(WHAT IS REQUIRED): Print every line below exactly as written, but leave the pictures behind.

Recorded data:
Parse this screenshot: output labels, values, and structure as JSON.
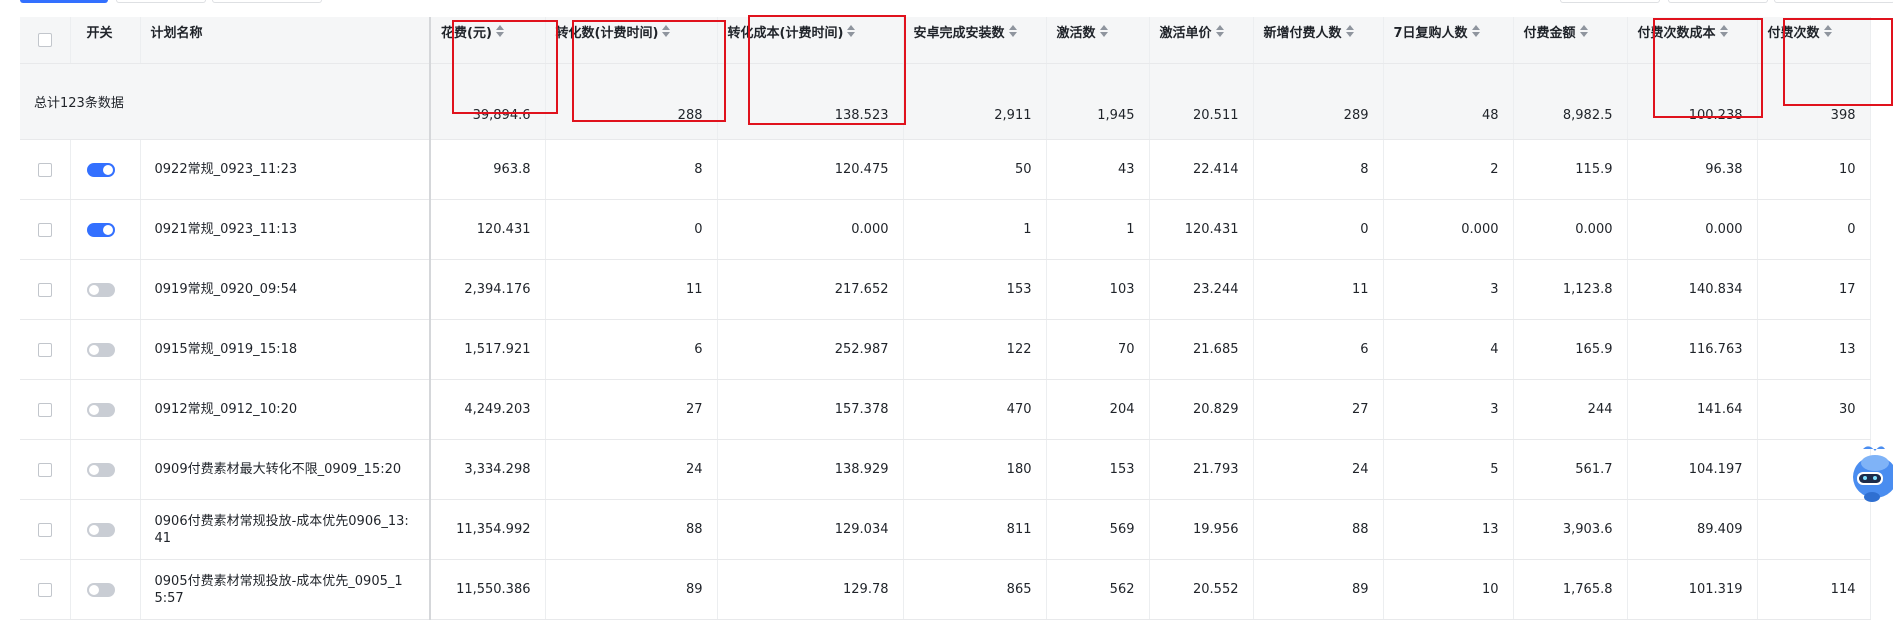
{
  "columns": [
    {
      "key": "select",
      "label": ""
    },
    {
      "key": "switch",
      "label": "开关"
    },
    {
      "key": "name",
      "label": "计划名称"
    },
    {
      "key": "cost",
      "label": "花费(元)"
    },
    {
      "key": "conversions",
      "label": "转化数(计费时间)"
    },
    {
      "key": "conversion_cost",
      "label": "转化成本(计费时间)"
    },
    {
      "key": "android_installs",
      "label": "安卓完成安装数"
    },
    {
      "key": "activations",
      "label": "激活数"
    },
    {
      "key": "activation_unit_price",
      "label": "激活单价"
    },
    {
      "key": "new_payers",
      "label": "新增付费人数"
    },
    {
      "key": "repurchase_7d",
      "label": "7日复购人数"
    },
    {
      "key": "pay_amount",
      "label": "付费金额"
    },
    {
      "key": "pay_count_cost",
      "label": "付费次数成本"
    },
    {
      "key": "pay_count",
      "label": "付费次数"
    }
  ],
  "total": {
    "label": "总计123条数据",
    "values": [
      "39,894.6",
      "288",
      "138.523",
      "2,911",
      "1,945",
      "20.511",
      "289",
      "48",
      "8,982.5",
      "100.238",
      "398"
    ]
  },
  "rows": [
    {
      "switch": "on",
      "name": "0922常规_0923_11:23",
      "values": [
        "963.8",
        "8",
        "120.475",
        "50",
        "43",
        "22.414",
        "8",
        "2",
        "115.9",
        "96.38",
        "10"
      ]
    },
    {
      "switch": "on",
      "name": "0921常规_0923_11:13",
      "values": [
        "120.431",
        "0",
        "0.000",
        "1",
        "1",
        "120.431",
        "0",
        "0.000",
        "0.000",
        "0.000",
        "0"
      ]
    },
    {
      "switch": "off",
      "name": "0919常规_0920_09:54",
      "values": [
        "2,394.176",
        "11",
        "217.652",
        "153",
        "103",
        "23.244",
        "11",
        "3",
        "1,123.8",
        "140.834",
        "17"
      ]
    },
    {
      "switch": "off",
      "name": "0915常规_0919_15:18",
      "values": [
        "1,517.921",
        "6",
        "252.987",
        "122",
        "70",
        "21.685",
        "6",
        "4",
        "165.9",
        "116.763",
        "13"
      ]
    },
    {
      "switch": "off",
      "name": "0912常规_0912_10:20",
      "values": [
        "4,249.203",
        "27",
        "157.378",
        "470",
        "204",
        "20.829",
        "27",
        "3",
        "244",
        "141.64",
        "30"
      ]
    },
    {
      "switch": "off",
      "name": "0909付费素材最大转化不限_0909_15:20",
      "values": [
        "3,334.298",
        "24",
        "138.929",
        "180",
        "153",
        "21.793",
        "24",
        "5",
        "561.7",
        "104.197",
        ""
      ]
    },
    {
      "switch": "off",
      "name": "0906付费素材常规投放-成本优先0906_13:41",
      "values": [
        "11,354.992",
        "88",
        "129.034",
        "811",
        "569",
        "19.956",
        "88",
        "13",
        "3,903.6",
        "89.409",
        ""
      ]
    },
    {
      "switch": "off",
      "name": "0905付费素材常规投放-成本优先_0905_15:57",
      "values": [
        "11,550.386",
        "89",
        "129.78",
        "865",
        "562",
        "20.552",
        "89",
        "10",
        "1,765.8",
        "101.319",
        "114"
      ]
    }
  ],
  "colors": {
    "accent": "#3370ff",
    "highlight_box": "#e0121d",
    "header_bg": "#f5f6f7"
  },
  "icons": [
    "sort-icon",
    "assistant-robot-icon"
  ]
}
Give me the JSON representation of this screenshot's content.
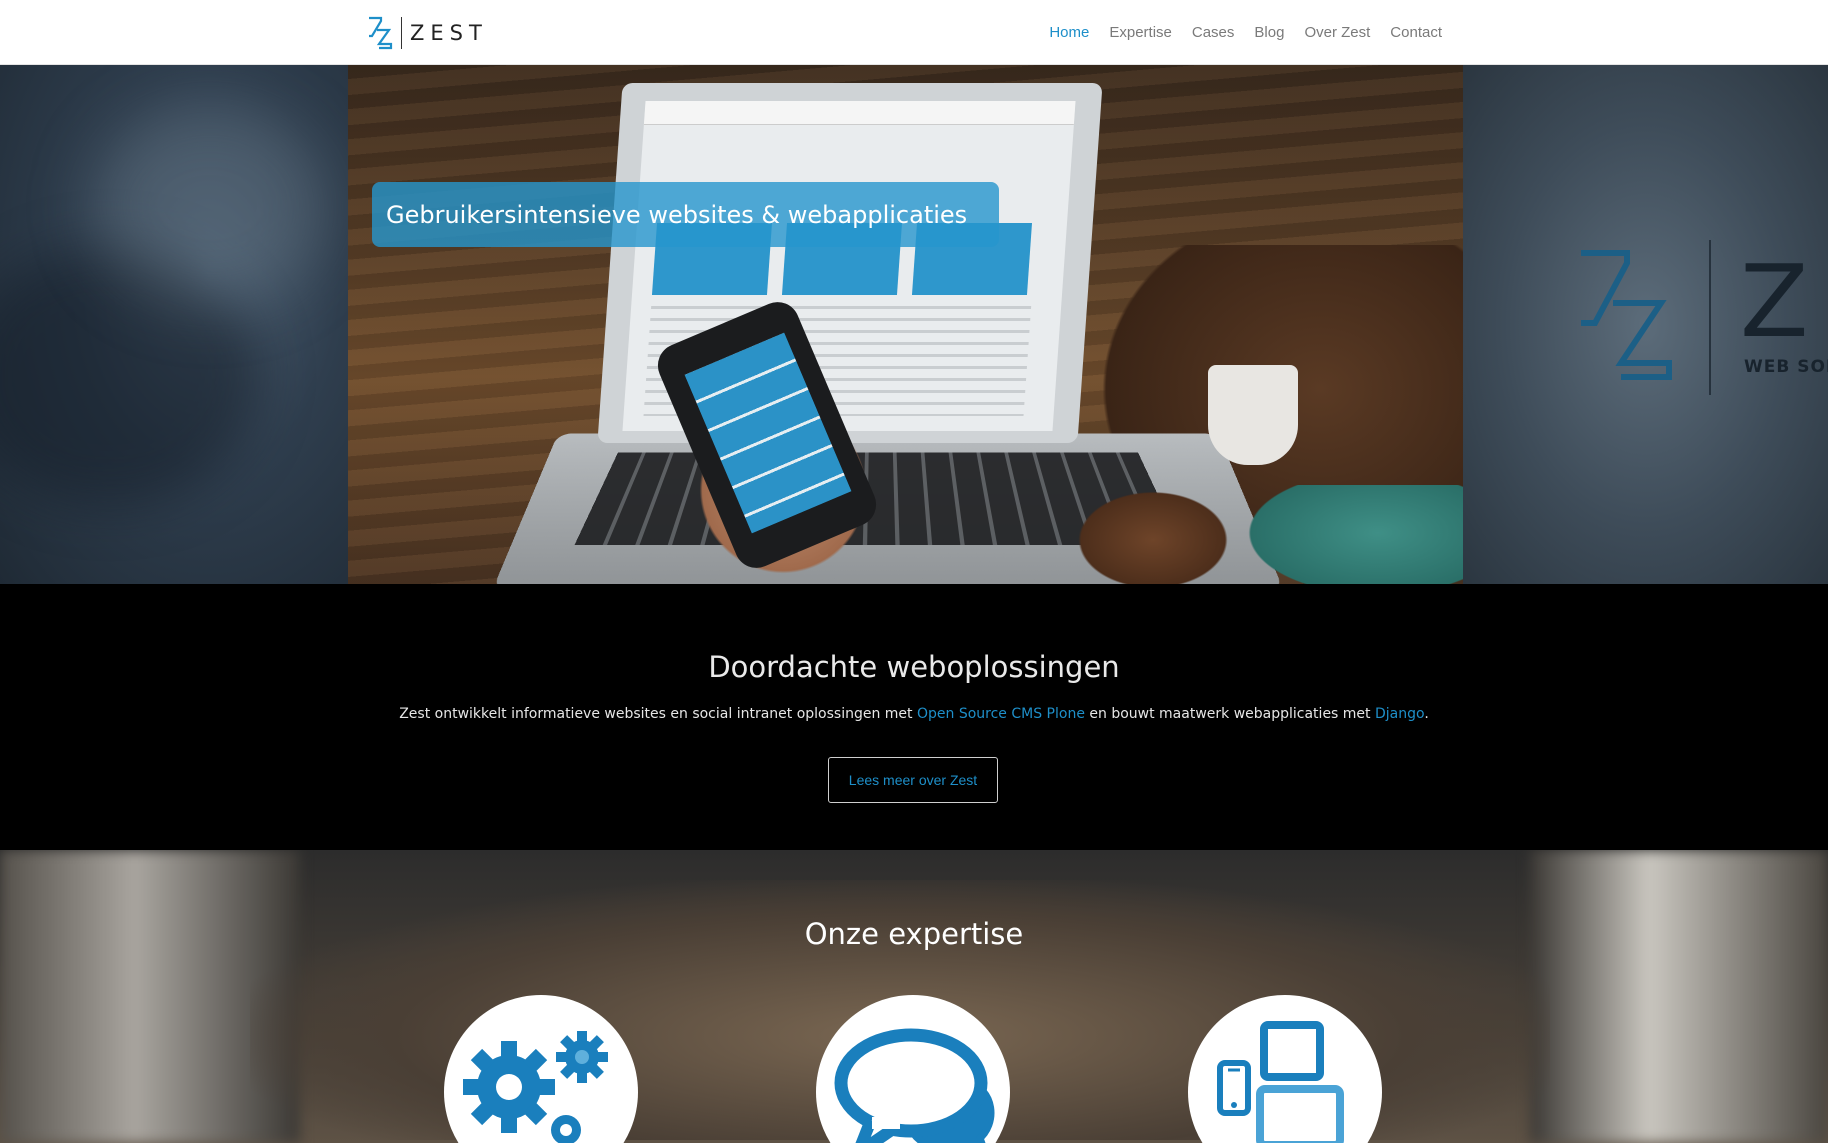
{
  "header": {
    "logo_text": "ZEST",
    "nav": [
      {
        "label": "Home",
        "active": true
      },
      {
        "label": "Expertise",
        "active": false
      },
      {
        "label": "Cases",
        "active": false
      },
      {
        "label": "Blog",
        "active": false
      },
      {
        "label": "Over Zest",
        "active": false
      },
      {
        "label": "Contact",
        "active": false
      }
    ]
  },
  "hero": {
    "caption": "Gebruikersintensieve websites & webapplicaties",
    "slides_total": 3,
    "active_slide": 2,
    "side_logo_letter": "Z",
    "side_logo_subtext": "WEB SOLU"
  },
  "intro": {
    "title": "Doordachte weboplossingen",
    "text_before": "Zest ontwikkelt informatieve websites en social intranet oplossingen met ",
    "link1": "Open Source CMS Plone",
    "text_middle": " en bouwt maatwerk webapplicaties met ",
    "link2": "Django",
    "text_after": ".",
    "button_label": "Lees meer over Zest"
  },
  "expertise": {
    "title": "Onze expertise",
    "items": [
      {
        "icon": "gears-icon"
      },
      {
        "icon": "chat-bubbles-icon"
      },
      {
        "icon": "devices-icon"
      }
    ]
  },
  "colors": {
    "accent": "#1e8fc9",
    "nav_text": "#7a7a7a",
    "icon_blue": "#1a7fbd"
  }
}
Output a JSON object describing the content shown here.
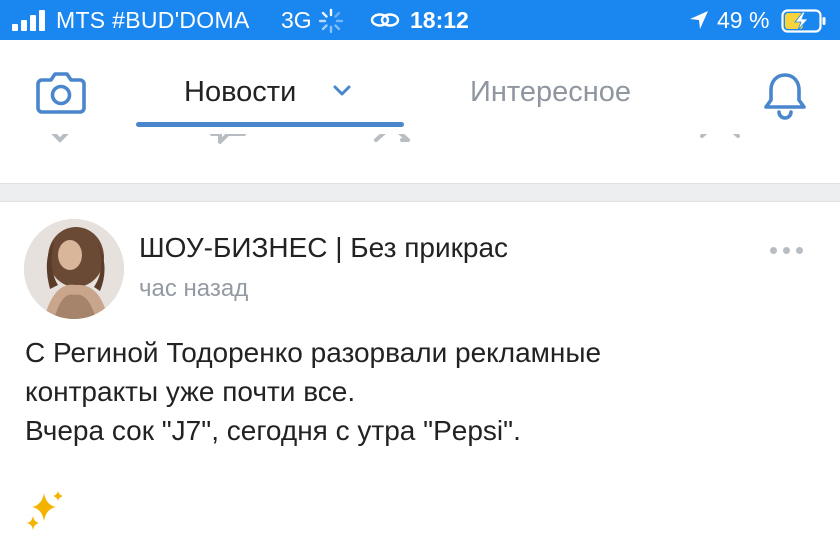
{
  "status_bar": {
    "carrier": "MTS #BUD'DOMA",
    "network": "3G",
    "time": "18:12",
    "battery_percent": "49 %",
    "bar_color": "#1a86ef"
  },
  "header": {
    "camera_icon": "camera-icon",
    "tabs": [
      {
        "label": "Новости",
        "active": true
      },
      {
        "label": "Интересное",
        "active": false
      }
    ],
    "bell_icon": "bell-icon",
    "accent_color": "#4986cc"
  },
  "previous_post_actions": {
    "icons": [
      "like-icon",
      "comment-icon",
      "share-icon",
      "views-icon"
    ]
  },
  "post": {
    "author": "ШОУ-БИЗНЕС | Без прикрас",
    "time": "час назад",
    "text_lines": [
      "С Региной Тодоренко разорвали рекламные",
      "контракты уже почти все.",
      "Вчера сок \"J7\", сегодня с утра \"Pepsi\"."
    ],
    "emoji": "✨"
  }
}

(WRITTEN RESPONSE):
Parse this screenshot: output labels, values, and structure as JSON.
{
  "columns": [
    {
      "key": "select",
      "label": ""
    },
    {
      "key": "switch",
      "label": "开关"
    },
    {
      "key": "name",
      "label": "计划名称"
    },
    {
      "key": "cost",
      "label": "花费(元)"
    },
    {
      "key": "conversions",
      "label": "转化数(计费时间)"
    },
    {
      "key": "conversion_cost",
      "label": "转化成本(计费时间)"
    },
    {
      "key": "android_installs",
      "label": "安卓完成安装数"
    },
    {
      "key": "activations",
      "label": "激活数"
    },
    {
      "key": "activation_unit_price",
      "label": "激活单价"
    },
    {
      "key": "new_payers",
      "label": "新增付费人数"
    },
    {
      "key": "repurchase_7d",
      "label": "7日复购人数"
    },
    {
      "key": "pay_amount",
      "label": "付费金额"
    },
    {
      "key": "pay_count_cost",
      "label": "付费次数成本"
    },
    {
      "key": "pay_count",
      "label": "付费次数"
    }
  ],
  "total": {
    "label": "总计123条数据",
    "values": [
      "39,894.6",
      "288",
      "138.523",
      "2,911",
      "1,945",
      "20.511",
      "289",
      "48",
      "8,982.5",
      "100.238",
      "398"
    ]
  },
  "rows": [
    {
      "switch": "on",
      "name": "0922常规_0923_11:23",
      "values": [
        "963.8",
        "8",
        "120.475",
        "50",
        "43",
        "22.414",
        "8",
        "2",
        "115.9",
        "96.38",
        "10"
      ]
    },
    {
      "switch": "on",
      "name": "0921常规_0923_11:13",
      "values": [
        "120.431",
        "0",
        "0.000",
        "1",
        "1",
        "120.431",
        "0",
        "0.000",
        "0.000",
        "0.000",
        "0"
      ]
    },
    {
      "switch": "off",
      "name": "0919常规_0920_09:54",
      "values": [
        "2,394.176",
        "11",
        "217.652",
        "153",
        "103",
        "23.244",
        "11",
        "3",
        "1,123.8",
        "140.834",
        "17"
      ]
    },
    {
      "switch": "off",
      "name": "0915常规_0919_15:18",
      "values": [
        "1,517.921",
        "6",
        "252.987",
        "122",
        "70",
        "21.685",
        "6",
        "4",
        "165.9",
        "116.763",
        "13"
      ]
    },
    {
      "switch": "off",
      "name": "0912常规_0912_10:20",
      "values": [
        "4,249.203",
        "27",
        "157.378",
        "470",
        "204",
        "20.829",
        "27",
        "3",
        "244",
        "141.64",
        "30"
      ]
    },
    {
      "switch": "off",
      "name": "0909付费素材最大转化不限_0909_15:20",
      "values": [
        "3,334.298",
        "24",
        "138.929",
        "180",
        "153",
        "21.793",
        "24",
        "5",
        "561.7",
        "104.197",
        ""
      ]
    },
    {
      "switch": "off",
      "name": "0906付费素材常规投放-成本优先0906_13:41",
      "values": [
        "11,354.992",
        "88",
        "129.034",
        "811",
        "569",
        "19.956",
        "88",
        "13",
        "3,903.6",
        "89.409",
        ""
      ]
    },
    {
      "switch": "off",
      "name": "0905付费素材常规投放-成本优先_0905_15:57",
      "values": [
        "11,550.386",
        "89",
        "129.78",
        "865",
        "562",
        "20.552",
        "89",
        "10",
        "1,765.8",
        "101.319",
        "114"
      ]
    }
  ],
  "colors": {
    "accent": "#3370ff",
    "highlight_box": "#e0121d",
    "header_bg": "#f5f6f7"
  },
  "icons": [
    "sort-icon",
    "assistant-robot-icon"
  ]
}
Give me the JSON representation of this screenshot's content.
{
  "header": {
    "logo_text": "ZEST",
    "nav": [
      {
        "label": "Home",
        "active": true
      },
      {
        "label": "Expertise",
        "active": false
      },
      {
        "label": "Cases",
        "active": false
      },
      {
        "label": "Blog",
        "active": false
      },
      {
        "label": "Over Zest",
        "active": false
      },
      {
        "label": "Contact",
        "active": false
      }
    ]
  },
  "hero": {
    "caption": "Gebruikersintensieve websites & webapplicaties",
    "slides_total": 3,
    "active_slide": 2,
    "side_logo_letter": "Z",
    "side_logo_subtext": "WEB SOLU"
  },
  "intro": {
    "title": "Doordachte weboplossingen",
    "text_before": "Zest ontwikkelt informatieve websites en social intranet oplossingen met ",
    "link1": "Open Source CMS Plone",
    "text_middle": " en bouwt maatwerk webapplicaties met ",
    "link2": "Django",
    "text_after": ".",
    "button_label": "Lees meer over Zest"
  },
  "expertise": {
    "title": "Onze expertise",
    "items": [
      {
        "icon": "gears-icon"
      },
      {
        "icon": "chat-bubbles-icon"
      },
      {
        "icon": "devices-icon"
      }
    ]
  },
  "colors": {
    "accent": "#1e8fc9",
    "nav_text": "#7a7a7a",
    "icon_blue": "#1a7fbd"
  }
}
Output a JSON object describing the content shown here.
{
  "status_bar": {
    "carrier": "MTS #BUD'DOMA",
    "network": "3G",
    "time": "18:12",
    "battery_percent": "49 %",
    "bar_color": "#1a86ef"
  },
  "header": {
    "camera_icon": "camera-icon",
    "tabs": [
      {
        "label": "Новости",
        "active": true
      },
      {
        "label": "Интересное",
        "active": false
      }
    ],
    "bell_icon": "bell-icon",
    "accent_color": "#4986cc"
  },
  "previous_post_actions": {
    "icons": [
      "like-icon",
      "comment-icon",
      "share-icon",
      "views-icon"
    ]
  },
  "post": {
    "author": "ШОУ-БИЗНЕС | Без прикрас",
    "time": "час назад",
    "text_lines": [
      "С Региной Тодоренко разорвали рекламные",
      "контракты уже почти все.",
      "Вчера сок \"J7\", сегодня с утра \"Pepsi\"."
    ],
    "emoji": "✨"
  }
}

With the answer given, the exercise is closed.